Anyway. Imagine my surprise when I got it right today, for at least an hour, maybe more. I did this little mental trick, when I felt the usual "oh God not him again" thought trying to worm its way into my brain, and I quickly did a mental gymnastic trick and gifted my brain with a different thought entirely. That thought was, "oh good, my teacher is here."

I don't even know where that came from*, but it made me smile. My teacher? Of course. And what does he teach me? Patience, with myself, with him, with God, for allowing things to unfold in His time and not in mine. Forgiveness for my own mistakes, for his. Love for everyone, including my teacher, all of us children of God. And selflessness -- stepping outside of myself and my own self-centered view of the world, and seeing everyone, all of us, as equal, and equally loved. My teacher is a gift, my teacher is grace itself.

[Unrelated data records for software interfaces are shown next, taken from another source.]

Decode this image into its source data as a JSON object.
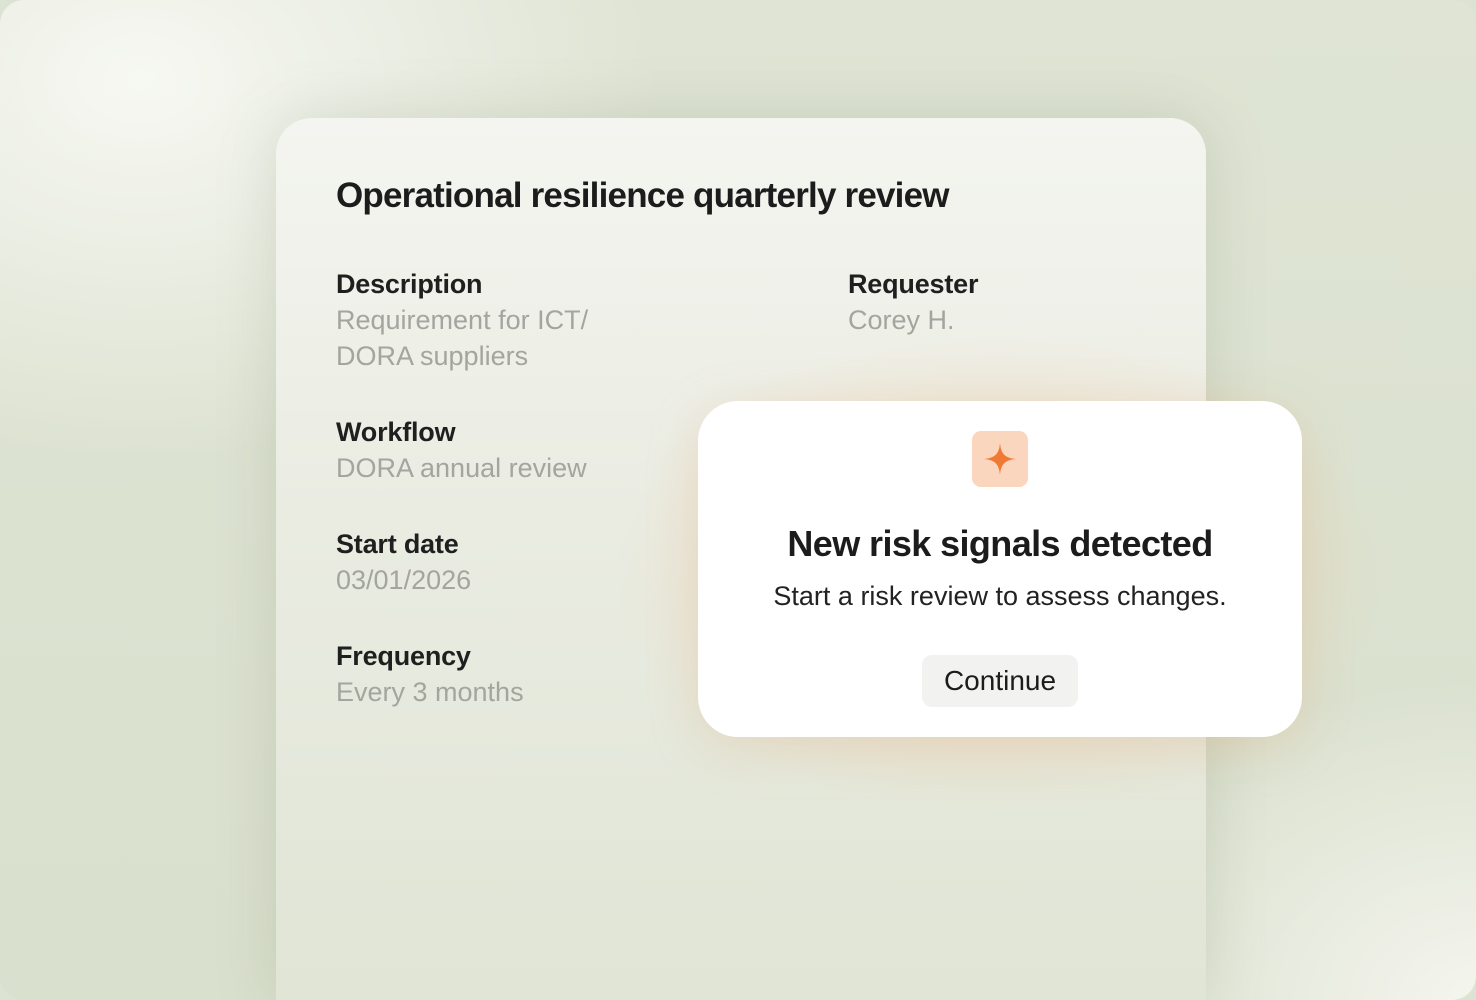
{
  "review": {
    "title": "Operational resilience quarterly review",
    "fields": {
      "description": {
        "label": "Description",
        "value": "Requirement for ICT/\nDORA suppliers"
      },
      "requester": {
        "label": "Requester",
        "value": "Corey H."
      },
      "workflow": {
        "label": "Workflow",
        "value": "DORA annual review"
      },
      "start_date": {
        "label": "Start date",
        "value": "03/01/2026"
      },
      "frequency": {
        "label": "Frequency",
        "value": "Every 3 months"
      }
    }
  },
  "modal": {
    "icon": "sparkle-icon",
    "title": "New risk signals detected",
    "subtitle": "Start a risk review to assess changes.",
    "button_label": "Continue"
  },
  "colors": {
    "accent": "#f07a35",
    "icon_tile": "#fbd6be",
    "label_text": "#1f1f1f",
    "value_text": "#a3a59e",
    "background": "#dde3d3"
  }
}
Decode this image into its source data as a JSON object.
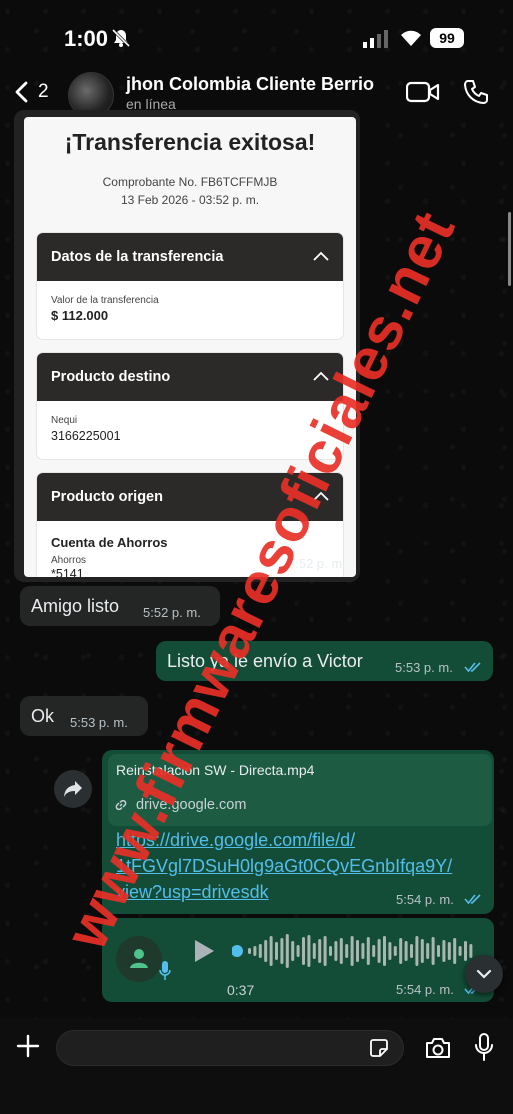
{
  "status_bar": {
    "time": "1:00",
    "battery": "99"
  },
  "header": {
    "unread_count": "2",
    "contact_name": "jhon Colombia Cliente Berrio",
    "contact_status": "en línea"
  },
  "receipt": {
    "title": "¡Transferencia exitosa!",
    "voucher": "Comprobante No. FB6TCFFMJB",
    "date": "13 Feb 2026 - 03:52 p. m.",
    "sections": [
      {
        "title": "Datos de la transferencia",
        "label": "Valor de la transferencia",
        "value": "$ 112.000"
      },
      {
        "title": "Producto destino",
        "label": "Nequi",
        "value": "3166225001"
      },
      {
        "title": "Producto origen",
        "value_bold": "Cuenta de Ahorros",
        "label": "Ahorros",
        "value": "*5141"
      }
    ],
    "time": "5:52 p. m."
  },
  "messages": [
    {
      "direction": "in",
      "text": "Amigo listo",
      "time": "5:52 p. m."
    },
    {
      "direction": "out",
      "text": "Listo ya le envío a Victor",
      "time": "5:53 p. m."
    },
    {
      "direction": "in",
      "text": "Ok",
      "time": "5:53 p. m."
    }
  ],
  "link_message": {
    "preview_title": "Reinstalacion SW - Directa.mp4",
    "preview_domain": "drive.google.com",
    "url_lines": [
      "https://drive.google.com/file/d/",
      "1tFGVgl7DSuH0lg9aGt0CQvEGnbIfqa9Y/",
      "view?usp=drivesdk"
    ],
    "time": "5:54 p. m."
  },
  "audio_message": {
    "duration": "0:37",
    "time": "5:54 p. m."
  },
  "watermark": "www.firmwaresoficiales.net",
  "colors": {
    "outgoing_bubble": "#144d37",
    "incoming_bubble": "#242626",
    "link": "#53bdeb",
    "read_ticks": "#53bdeb",
    "watermark": "#e83026"
  }
}
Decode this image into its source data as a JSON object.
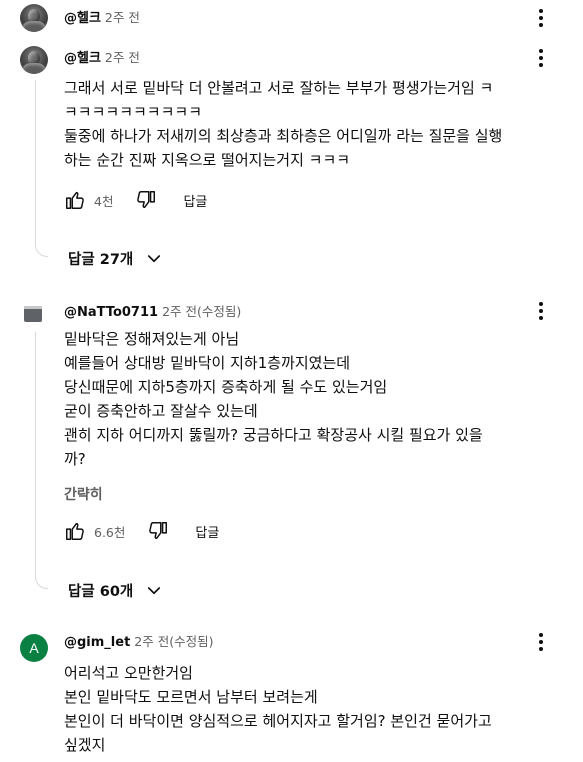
{
  "comments": [
    {
      "author": "@헬크",
      "meta": "2주 전"
    },
    {
      "author": "@헬크",
      "meta": "2주 전",
      "lines": [
        "그래서 서로 밑바닥 더 안볼려고 서로 잘하는 부부가 평생가는거임 ㅋ",
        "ㅋㅋㅋㅋㅋㅋㅋㅋㅋㅋ",
        "둘중에 하나가 저새끼의 최상층과 최하층은 어디일까 라는 질문을 실행",
        "하는 순간 진짜 지옥으로 떨어지는거지 ㅋㅋㅋ"
      ],
      "likes": "4천",
      "reply_label": "답글",
      "replies_label": "답글 27개"
    },
    {
      "author": "@NaTTo0711",
      "meta": "2주 전(수정됨)",
      "lines": [
        "밑바닥은 정해져있는게 아님",
        "예를들어 상대방 밑바닥이 지하1층까지였는데",
        "당신때문에 지하5층까지 증축하게 될 수도 있는거임",
        "굳이 증축안하고 잘살수 있는데",
        "괜히 지하 어디까지 뚫릴까? 궁금하다고 확장공사 시킬 필요가 있을",
        "까?"
      ],
      "more_label": "간략히",
      "likes": "6.6천",
      "reply_label": "답글",
      "replies_label": "답글 60개"
    },
    {
      "author": "@gim_let",
      "meta": "2주 전(수정됨)",
      "avatar_letter": "A",
      "lines": [
        "어리석고 오만한거임",
        "본인 밑바닥도 모르면서 남부터 보려는게",
        "본인이 더 바닥이면 양심적으로 헤어지자고 할거임? 본인건 묻어가고",
        "싶겠지"
      ]
    }
  ],
  "icons": {
    "like": "thumbs-up-icon",
    "dislike": "thumbs-down-icon",
    "menu": "more-vert-icon",
    "expand": "chevron-down-icon"
  },
  "colors": {
    "text": "#0f0f0f",
    "secondary": "#606060",
    "avatar_letter_bg": "#0b8043",
    "thread_line": "#d9d9d9"
  }
}
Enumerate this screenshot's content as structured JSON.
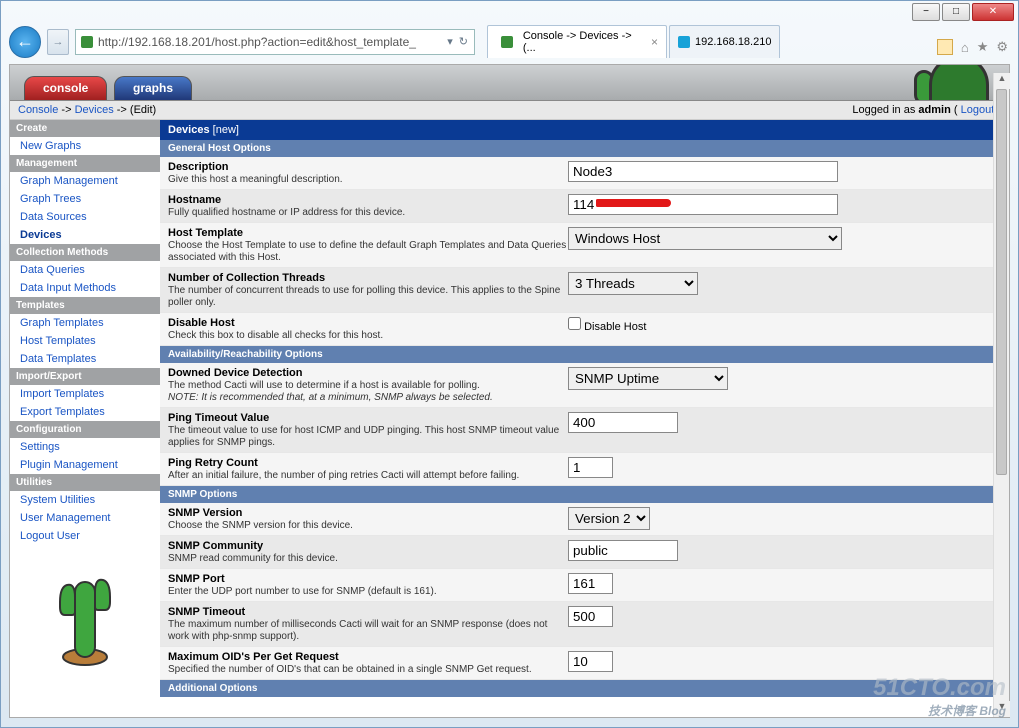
{
  "window": {
    "minimize": "−",
    "maximize": "□",
    "close": "✕"
  },
  "addressbar": {
    "url": "http://192.168.18.201/host.php?action=edit&host_template_",
    "dropdown": "▾",
    "search": "🔍",
    "refresh": "↻"
  },
  "browserTabs": {
    "tab1": "Console -> Devices -> (...",
    "tab2": "192.168.18.210"
  },
  "topTabs": {
    "console": "console",
    "graphs": "graphs"
  },
  "breadcrumb": {
    "console": "Console",
    "sep1": " -> ",
    "devices": "Devices",
    "sep2": " -> (Edit)",
    "logged": "Logged in as ",
    "user": "admin",
    "logoutL": " (",
    "logout": "Logout",
    "logoutR": ")"
  },
  "sidebar": {
    "create": "Create",
    "newGraphs": "New Graphs",
    "management": "Management",
    "graphMgmt": "Graph Management",
    "graphTrees": "Graph Trees",
    "dataSources": "Data Sources",
    "devices": "Devices",
    "collMethods": "Collection Methods",
    "dataQueries": "Data Queries",
    "dataInput": "Data Input Methods",
    "templates": "Templates",
    "graphTpl": "Graph Templates",
    "hostTpl": "Host Templates",
    "dataTpl": "Data Templates",
    "impExp": "Import/Export",
    "impTpl": "Import Templates",
    "expTpl": "Export Templates",
    "config": "Configuration",
    "settings": "Settings",
    "plugin": "Plugin Management",
    "utilities": "Utilities",
    "sysUtil": "System Utilities",
    "userMgmt": "User Management",
    "logoutUser": "Logout User"
  },
  "panel": {
    "title": "Devices ",
    "titleNew": "[new]",
    "secGeneral": "General Host Options",
    "secAvail": "Availability/Reachability Options",
    "secSnmp": "SNMP Options",
    "secAdd": "Additional Options"
  },
  "fields": {
    "description": {
      "label": "Description",
      "hint": "Give this host a meaningful description.",
      "value": "Node3"
    },
    "hostname": {
      "label": "Hostname",
      "hint": "Fully qualified hostname or IP address for this device.",
      "value": "114"
    },
    "hostTemplate": {
      "label": "Host Template",
      "hint": "Choose the Host Template to use to define the default Graph Templates and Data Queries associated with this Host.",
      "value": "Windows Host"
    },
    "threads": {
      "label": "Number of Collection Threads",
      "hint": "The number of concurrent threads to use for polling this device. This applies to the Spine poller only.",
      "value": "3 Threads"
    },
    "disable": {
      "label": "Disable Host",
      "hint": "Check this box to disable all checks for this host.",
      "cblabel": "Disable Host"
    },
    "downed": {
      "label": "Downed Device Detection",
      "hint": "The method Cacti will use to determine if a host is available for polling.",
      "note": "NOTE: It is recommended that, at a minimum, SNMP always be selected.",
      "value": "SNMP Uptime"
    },
    "pingTimeout": {
      "label": "Ping Timeout Value",
      "hint": "The timeout value to use for host ICMP and UDP pinging. This host SNMP timeout value applies for SNMP pings.",
      "value": "400"
    },
    "pingRetry": {
      "label": "Ping Retry Count",
      "hint": "After an initial failure, the number of ping retries Cacti will attempt before failing.",
      "value": "1"
    },
    "snmpVer": {
      "label": "SNMP Version",
      "hint": "Choose the SNMP version for this device.",
      "value": "Version 2"
    },
    "snmpComm": {
      "label": "SNMP Community",
      "hint": "SNMP read community for this device.",
      "value": "public"
    },
    "snmpPort": {
      "label": "SNMP Port",
      "hint": "Enter the UDP port number to use for SNMP (default is 161).",
      "value": "161"
    },
    "snmpTimeout": {
      "label": "SNMP Timeout",
      "hint": "The maximum number of milliseconds Cacti will wait for an SNMP response (does not work with php-snmp support).",
      "value": "500"
    },
    "maxOid": {
      "label": "Maximum OID's Per Get Request",
      "hint": "Specified the number of OID's that can be obtained in a single SNMP Get request.",
      "value": "10"
    }
  },
  "watermark": {
    "main": "51CTO.com",
    "sub": "技术博客  Blog"
  }
}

“When we see others as the enemy, we risk becoming what we hate. When we oppress others, we end up oppressing ourselves. All of our humanity is dependent upon recognizing the humanity in others.” 
-Desmond Tutu

A therapist once told me that the time would come when I would be grateful not just for the experience, but grateful to him. I think -- maybe -- I'm getting closer to that time.

*(God, duh)

Thursday, September 08, 2011

Empty Sky

I stood in my mother's Woods Hole kitchen, watching the reports trickling in on the morning news show. I remember all that initial confusion, before the pieces fell together. What kind of plane? Was it an accident? On purpose? And then that sickening moment, that second-plane-shot.

I don't really know how to deal with this 10th Anniversary. It all feels far away and yet very very fresh. Extremely personal but writ large. Self indulgent to relive it, to write about it, but important, too. My memories are the same as your memories, but different, and it's all tied in with where I was then and where I am now and all that happened during, and just before, and in between then and now.

Remember that moment before you knew it was possible for that great big tower to collapse? And then remember that moment when it came down? And then the realization that the other one would, inevitably, too? And how you couldn't help but think of all the people trapped inside? Of course you do. On the Cape it was glorious early autumn, the air was crisp, birds were singing, and on the television -- Hell on earth.

I remember those eerie, empty skies above Cape Cod over the days that followed. And reflexively watching for con trails, for signs of danger. It was blue, beautiful, rainless, and cool, and I felt hollowed out and spent.

I want a kiss from your lips
I want an eye for an eye
I woke up this morning
To an empty sky

People I knew died that day going into the towers. No one near and dear to me, but people I knew by name, who knew me by name. Brothers of friends. Other people I knew decided to take a later flight out of Logan and were miraculously, mysteriously spared. I was already in mourning for my stepmother who had died suddenly and young, just four months before. A friend from college died two years later from complications from AIDS -- specifically, a respiratory illness. He lived near the World Trade Center. I blamed Bin Laden.

My three-year-old pointed at our crushed oyster shell driveway just a few days after and said "Look, mama! Debris!" He had seen a lot of television by then. I cried a lot. He patted me on the head. My husband had already left for Texas to start his new job and our new life, to buy our new house. We talked on the phone maybe that day, maybe a day later. My panic and sense of urgency were met by his coolness and political analysis.

That life was already cracking for me, but September 11th didn't help. The gap between my experience and his was jarring and unresolvable. A few weeks later I flew with the boys to Austin, a stranger in a strange land, surrounded on the highway by pickup trucks with that same Jingoistic bumper sticker on them, purchased at Wal-Mart. I don't even remember what it said now. "These Colors Don't Run," maybe, or "Never Forget."

As if.

Wednesday, September 07, 2011

this could be the place

Hello, original blogging platform. I wish to reclaim you.